* _Required action_: Go through the data below and copy each line that includes "close".

Saved entries
==============================

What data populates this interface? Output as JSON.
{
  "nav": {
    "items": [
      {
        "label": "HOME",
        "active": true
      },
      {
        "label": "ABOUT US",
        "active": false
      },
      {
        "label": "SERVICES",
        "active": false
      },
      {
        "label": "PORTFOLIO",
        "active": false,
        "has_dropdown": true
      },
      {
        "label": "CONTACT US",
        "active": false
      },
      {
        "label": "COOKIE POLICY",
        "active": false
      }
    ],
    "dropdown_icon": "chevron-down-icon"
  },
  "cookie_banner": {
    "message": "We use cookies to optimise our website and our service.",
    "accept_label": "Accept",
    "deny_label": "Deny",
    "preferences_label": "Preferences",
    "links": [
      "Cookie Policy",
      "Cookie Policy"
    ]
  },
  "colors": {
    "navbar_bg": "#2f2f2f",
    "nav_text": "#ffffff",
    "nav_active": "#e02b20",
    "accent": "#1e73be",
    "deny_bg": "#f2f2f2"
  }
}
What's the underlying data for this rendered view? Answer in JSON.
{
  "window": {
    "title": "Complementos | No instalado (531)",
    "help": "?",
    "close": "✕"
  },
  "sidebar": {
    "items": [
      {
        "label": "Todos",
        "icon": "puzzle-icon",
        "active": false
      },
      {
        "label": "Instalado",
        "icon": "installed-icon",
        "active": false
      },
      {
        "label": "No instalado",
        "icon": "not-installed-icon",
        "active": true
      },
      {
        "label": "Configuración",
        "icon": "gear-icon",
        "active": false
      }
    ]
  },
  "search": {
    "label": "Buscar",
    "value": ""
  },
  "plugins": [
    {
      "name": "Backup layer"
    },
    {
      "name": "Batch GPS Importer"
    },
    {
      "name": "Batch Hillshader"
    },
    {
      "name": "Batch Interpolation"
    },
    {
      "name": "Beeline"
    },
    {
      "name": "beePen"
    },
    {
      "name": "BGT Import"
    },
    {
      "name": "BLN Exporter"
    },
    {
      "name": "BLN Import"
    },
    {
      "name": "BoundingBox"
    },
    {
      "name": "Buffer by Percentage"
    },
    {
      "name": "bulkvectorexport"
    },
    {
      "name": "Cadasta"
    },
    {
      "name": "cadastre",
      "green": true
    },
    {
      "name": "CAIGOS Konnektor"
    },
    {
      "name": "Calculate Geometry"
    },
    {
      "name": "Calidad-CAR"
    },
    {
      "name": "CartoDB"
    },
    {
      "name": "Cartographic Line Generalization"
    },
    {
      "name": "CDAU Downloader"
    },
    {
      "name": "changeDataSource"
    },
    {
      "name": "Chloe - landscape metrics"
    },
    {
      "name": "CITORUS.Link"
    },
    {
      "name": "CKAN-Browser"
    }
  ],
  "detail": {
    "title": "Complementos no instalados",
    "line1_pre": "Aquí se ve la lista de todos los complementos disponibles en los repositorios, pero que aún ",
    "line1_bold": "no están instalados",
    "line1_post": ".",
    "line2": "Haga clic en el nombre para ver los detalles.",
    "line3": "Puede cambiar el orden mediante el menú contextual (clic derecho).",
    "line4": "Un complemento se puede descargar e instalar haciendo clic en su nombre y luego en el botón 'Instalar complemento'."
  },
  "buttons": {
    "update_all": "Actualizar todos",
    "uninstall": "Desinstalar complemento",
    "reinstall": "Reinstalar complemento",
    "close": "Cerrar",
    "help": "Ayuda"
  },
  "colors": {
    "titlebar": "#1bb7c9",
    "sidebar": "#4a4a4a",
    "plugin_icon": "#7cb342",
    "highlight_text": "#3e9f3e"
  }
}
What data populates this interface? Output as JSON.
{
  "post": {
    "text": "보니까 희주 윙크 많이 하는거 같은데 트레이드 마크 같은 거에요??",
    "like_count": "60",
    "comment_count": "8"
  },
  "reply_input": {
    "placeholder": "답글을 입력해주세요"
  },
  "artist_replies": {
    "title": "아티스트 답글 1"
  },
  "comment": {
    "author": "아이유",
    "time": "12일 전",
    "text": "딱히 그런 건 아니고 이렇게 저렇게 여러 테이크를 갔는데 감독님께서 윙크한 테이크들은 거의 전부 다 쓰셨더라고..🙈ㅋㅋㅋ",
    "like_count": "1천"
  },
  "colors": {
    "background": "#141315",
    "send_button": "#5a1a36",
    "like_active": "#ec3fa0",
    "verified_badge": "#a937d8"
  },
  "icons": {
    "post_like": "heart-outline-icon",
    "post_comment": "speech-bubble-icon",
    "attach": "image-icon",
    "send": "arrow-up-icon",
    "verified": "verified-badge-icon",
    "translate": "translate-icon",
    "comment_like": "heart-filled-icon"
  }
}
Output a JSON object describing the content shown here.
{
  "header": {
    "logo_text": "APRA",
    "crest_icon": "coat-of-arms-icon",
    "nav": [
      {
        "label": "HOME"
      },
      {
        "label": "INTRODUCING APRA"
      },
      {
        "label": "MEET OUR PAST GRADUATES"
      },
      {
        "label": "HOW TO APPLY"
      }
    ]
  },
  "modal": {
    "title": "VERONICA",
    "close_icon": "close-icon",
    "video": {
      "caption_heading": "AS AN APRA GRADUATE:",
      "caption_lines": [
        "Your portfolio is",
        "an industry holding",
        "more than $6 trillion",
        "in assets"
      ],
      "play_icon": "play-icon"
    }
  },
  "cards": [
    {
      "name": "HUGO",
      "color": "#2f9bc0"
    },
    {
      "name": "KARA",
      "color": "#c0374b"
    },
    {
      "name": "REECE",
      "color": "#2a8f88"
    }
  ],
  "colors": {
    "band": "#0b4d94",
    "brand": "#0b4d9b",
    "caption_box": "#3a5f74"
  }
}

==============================

* _Output of the task_:
    "close": "✕"
    "close": "Cerrar",
    "close_icon": "close-icon",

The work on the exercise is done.